“It is not sensible, it is not helpful and, I’ve got to say, it has been one of the most disappointing things I have seen in Australian behaviour in response to this crisis,” Scott Morrison told reporters in Canberra on Wednesday.
“There is no reason for people to be hoarding supplies from fear of a lockdown or anything like this.”
Bad behaviour and people emptying supermarket shelves are distracting officials’ attention and diverting important resources to keeping supply lines open, he said.
Senior medical officials advise that bulk-buying of food and other supplies is not necessary.
Australia’s major supermarket chains also banded together to plead with customers to be considerate of each other and stop abusing staff.
The call made in newspaper advertisements across the country came after more footage emerged online of customers verbally attacking retail staff because they couldn’t find the goods they wanted.
Aldi, Coles, IGA and Woolworths said they were doing everything they could to get as much produce on the shelves as possible, often under difficult circumstances.
“We understand your concerns, but if you buy only what you need and stick to the product limits it helps everyone, especially the elderly and people with disability,” the ad says.
Opposition Leader Anthony Albanese’s son works in a major supermarket and has relayed stories about staff getting yelled at over product shortages.
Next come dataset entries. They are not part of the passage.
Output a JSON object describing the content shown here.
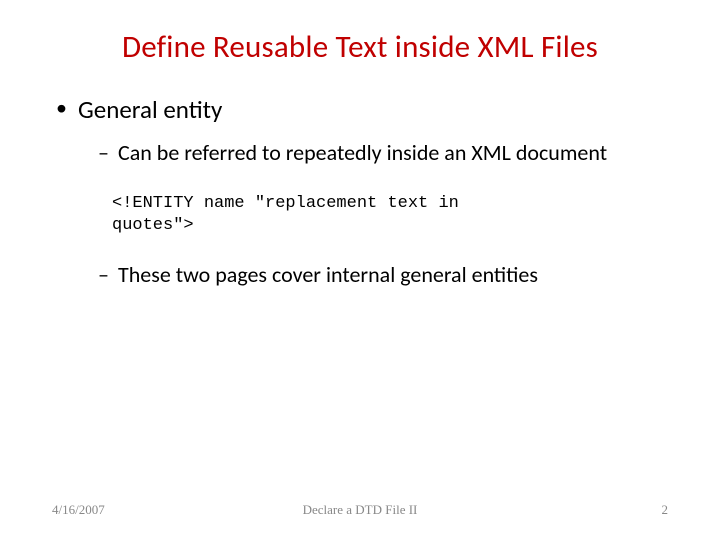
{
  "title": "Define Reusable Text inside XML Files",
  "bullets": {
    "l1": "General entity",
    "l2a": "Can be referred to repeatedly inside an XML document",
    "code": "<!ENTITY name \"replacement text in quotes\">",
    "l2b": "These two pages cover internal general entities"
  },
  "footer": {
    "date": "4/16/2007",
    "center": "Declare a DTD File II",
    "page": "2"
  }
}
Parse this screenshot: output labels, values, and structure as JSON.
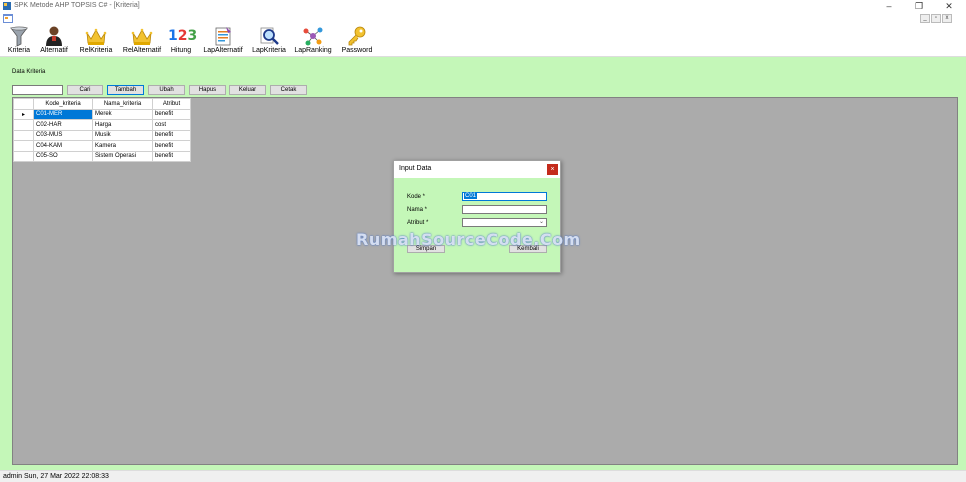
{
  "window": {
    "title": "SPK Metode AHP TOPSIS C# - [Kriteria]"
  },
  "toolbar": {
    "items": [
      {
        "label": "Kriteria",
        "icon": "filter-icon"
      },
      {
        "label": "Alternatif",
        "icon": "user-icon"
      },
      {
        "label": "RelKriteria",
        "icon": "crown-icon"
      },
      {
        "label": "RelAlternatif",
        "icon": "crown-icon"
      },
      {
        "label": "Hitung",
        "icon": "numbers-icon",
        "glyph": "123"
      },
      {
        "label": "LapAlternatif",
        "icon": "report-icon"
      },
      {
        "label": "LapKriteria",
        "icon": "magnifier-icon"
      },
      {
        "label": "LapRanking",
        "icon": "network-icon"
      },
      {
        "label": "Password",
        "icon": "key-icon"
      }
    ]
  },
  "form": {
    "title": "Data Kriteria",
    "buttons": {
      "cari": "Cari",
      "tambah": "Tambah",
      "ubah": "Ubah",
      "hapus": "Hapus",
      "keluar": "Keluar",
      "cetak": "Cetak"
    }
  },
  "grid": {
    "columns": [
      "Kode_kriteria",
      "Nama_kriteria",
      "Atribut"
    ],
    "rows": [
      [
        "C01-MER",
        "Merek",
        "benefit"
      ],
      [
        "C02-HAR",
        "Harga",
        "cost"
      ],
      [
        "C03-MUS",
        "Musik",
        "benefit"
      ],
      [
        "C04-KAM",
        "Kamera",
        "benefit"
      ],
      [
        "C05-SO",
        "Sistem Operasi",
        "benefit"
      ]
    ],
    "row_indicator": "▸"
  },
  "dialog": {
    "title": "Input Data",
    "close": "×",
    "labels": {
      "kode": "Kode *",
      "nama": "Nama *",
      "atribut": "Atribut *"
    },
    "values": {
      "kode": "C01",
      "nama": "",
      "atribut": ""
    },
    "buttons": {
      "simpan": "Simpan",
      "kembali": "Kembali"
    }
  },
  "watermark": "RumahSourceCode.Com",
  "statusbar": {
    "text": "admin Sun, 27 Mar 2022 22:08:33"
  },
  "colors": {
    "client_bg": "#c4f7b8",
    "grid_bg": "#ababab",
    "selection": "#0078d7"
  }
}
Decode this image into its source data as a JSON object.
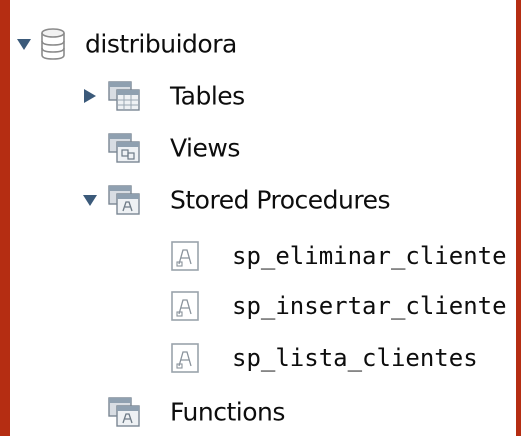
{
  "tree": {
    "schema": {
      "label": "distribuidora",
      "expanded": true,
      "icon": "database-icon"
    },
    "folders": [
      {
        "label": "Tables",
        "expanded": false,
        "icon": "tables-folder-icon"
      },
      {
        "label": "Views",
        "icon": "views-folder-icon"
      },
      {
        "label": "Stored Procedures",
        "expanded": true,
        "icon": "procedures-folder-icon"
      },
      {
        "label": "Functions",
        "icon": "functions-folder-icon"
      }
    ],
    "procedures": [
      {
        "label": "sp_eliminar_cliente",
        "icon": "stored-procedure-icon"
      },
      {
        "label": "sp_insertar_cliente",
        "icon": "stored-procedure-icon"
      },
      {
        "label": "sp_lista_clientes",
        "icon": "stored-procedure-icon"
      }
    ]
  },
  "colors": {
    "background": "#b52d12",
    "panel": "#ffffff",
    "text": "#0d0d0d",
    "arrow": "#3b5a7a"
  }
}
“Nineteen-year-old kids aren’t responsible for the fact there is no toilet paper in the aisles,” Mr Albanese told reporters.
Labor is calling for local councils to lift truck delivery curfews to help supermarkets restock.
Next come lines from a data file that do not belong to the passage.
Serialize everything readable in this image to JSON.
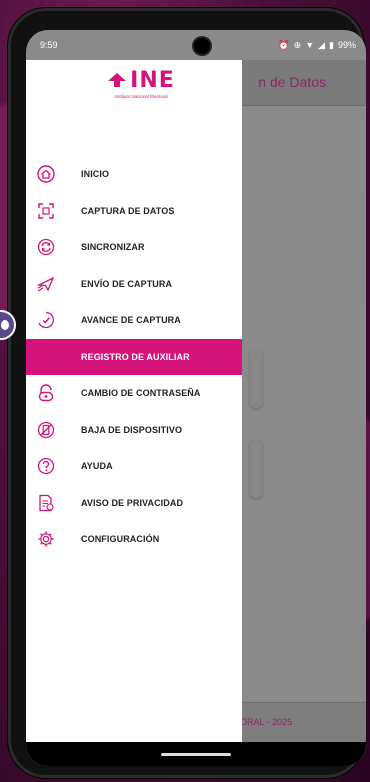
{
  "statusbar": {
    "time": "9:59",
    "battery": "99%"
  },
  "logo": {
    "text": "INE",
    "subtitle": "Instituto Nacional Electoral"
  },
  "app": {
    "title_partial": "n de Datos",
    "footer_partial": "ORAL - 2025"
  },
  "drawer": {
    "items": [
      {
        "label": "INICIO",
        "icon": "home-icon",
        "active": false
      },
      {
        "label": "CAPTURA DE DATOS",
        "icon": "scan-icon",
        "active": false
      },
      {
        "label": "SINCRONIZAR",
        "icon": "sync-icon",
        "active": false
      },
      {
        "label": "ENVÍO DE CAPTURA",
        "icon": "send-icon",
        "active": false
      },
      {
        "label": "AVANCE DE CAPTURA",
        "icon": "progress-icon",
        "active": false
      },
      {
        "label": "REGISTRO DE AUXILIAR",
        "icon": "register-icon",
        "active": true
      },
      {
        "label": "CAMBIO DE CONTRASEÑA",
        "icon": "password-icon",
        "active": false
      },
      {
        "label": "BAJA DE DISPOSITIVO",
        "icon": "device-removal-icon",
        "active": false
      },
      {
        "label": "AYUDA",
        "icon": "help-icon",
        "active": false
      },
      {
        "label": "AVISO DE PRIVACIDAD",
        "icon": "privacy-notice-icon",
        "active": false
      },
      {
        "label": "CONFIGURACIÓN",
        "icon": "settings-icon",
        "active": false
      }
    ]
  },
  "colors": {
    "accent": "#d4147a",
    "scrim": "#7b7b7b"
  }
}
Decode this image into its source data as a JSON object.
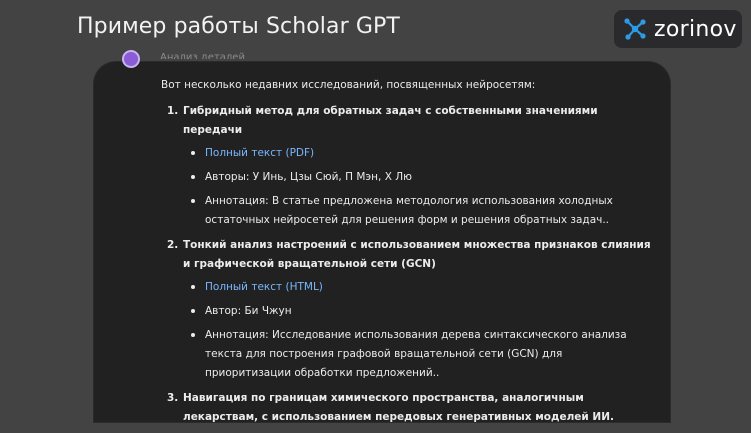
{
  "page": {
    "title": "Пример работы Scholar GPT",
    "brand": "zorinov",
    "brand_color": "#2b9be8"
  },
  "chat": {
    "header_snippet": "Анализ деталей",
    "intro": "Вот несколько недавних исследований, посвященных нейросетям:",
    "papers": [
      {
        "num": "1.",
        "title": "Гибридный метод для обратных задач с собственными значениями передачи",
        "link": "Полный текст (PDF)",
        "authors": "Авторы: У Инь, Цзы Сюй, П Мэн, Х Лю",
        "abstract": "Аннотация: В статье предложена методология использования холодных остаточных нейросетей для решения форм и решения обратных задач.."
      },
      {
        "num": "2.",
        "title": "Тонкий анализ настроений с использованием множества признаков слияния и графической вращательной сети (GCN)",
        "link": "Полный текст (HTML)",
        "authors": "Автор: Би Чжун",
        "abstract": "Аннотация: Исследование использования дерева синтаксического анализа текста для построения графовой вращательной сети (GCN) для приоритизации обработки предложений.."
      },
      {
        "num": "3.",
        "title": "Навигация по границам химического пространства, аналогичным лекарствам, с использованием передовых генеративных моделей ИИ."
      }
    ]
  }
}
Coles on Wednesday morning held its first “community hour” for seniors and pension card holders before opening to everyone else.
People with government-issued concession cards on Tuesday flocked to Woolworths which implemented a similar measure, and IGA is considering whether to roll out the same.
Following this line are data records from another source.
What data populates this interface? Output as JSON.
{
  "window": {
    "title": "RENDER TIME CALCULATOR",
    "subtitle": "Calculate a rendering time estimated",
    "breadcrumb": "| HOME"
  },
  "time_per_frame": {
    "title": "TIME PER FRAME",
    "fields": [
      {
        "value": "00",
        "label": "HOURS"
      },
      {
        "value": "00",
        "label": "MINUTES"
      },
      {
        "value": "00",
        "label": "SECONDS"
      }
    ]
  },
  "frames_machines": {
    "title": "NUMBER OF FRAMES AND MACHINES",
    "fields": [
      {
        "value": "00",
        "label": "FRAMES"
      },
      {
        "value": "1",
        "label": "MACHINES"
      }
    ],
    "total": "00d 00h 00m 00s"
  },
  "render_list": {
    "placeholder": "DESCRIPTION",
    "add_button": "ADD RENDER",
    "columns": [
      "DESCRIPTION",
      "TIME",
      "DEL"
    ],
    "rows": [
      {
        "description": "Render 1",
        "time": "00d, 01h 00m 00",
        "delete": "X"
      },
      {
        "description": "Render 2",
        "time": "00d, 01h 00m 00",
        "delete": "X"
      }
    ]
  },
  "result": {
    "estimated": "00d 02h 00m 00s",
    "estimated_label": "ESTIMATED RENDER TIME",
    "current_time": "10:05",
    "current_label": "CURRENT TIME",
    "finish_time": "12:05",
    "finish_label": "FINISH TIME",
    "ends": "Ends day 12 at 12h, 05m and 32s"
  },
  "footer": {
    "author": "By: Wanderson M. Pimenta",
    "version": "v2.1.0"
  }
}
Coles wants to employ more than 5000 casual workers to help restock its supermarkets quicker under a fast-tracked induction process, and will hire more Coles Online delivery van drivers.
Panic-buying sparked by the spread of coronavirus has seen supermarkets stripped of toilet paper, pasta, rice and frozen food, as well as tinned and other dried goods.
The issue has caused stress and frustration among elderly shoppers, many of whom find it difficult to make frequent visits to supermarkets for essential goods.
Woolworths fresh food director Paul Harker said there was no shortage of goods in Australia but it was a logistics puzzle to get products to stores in line with the pace of demand.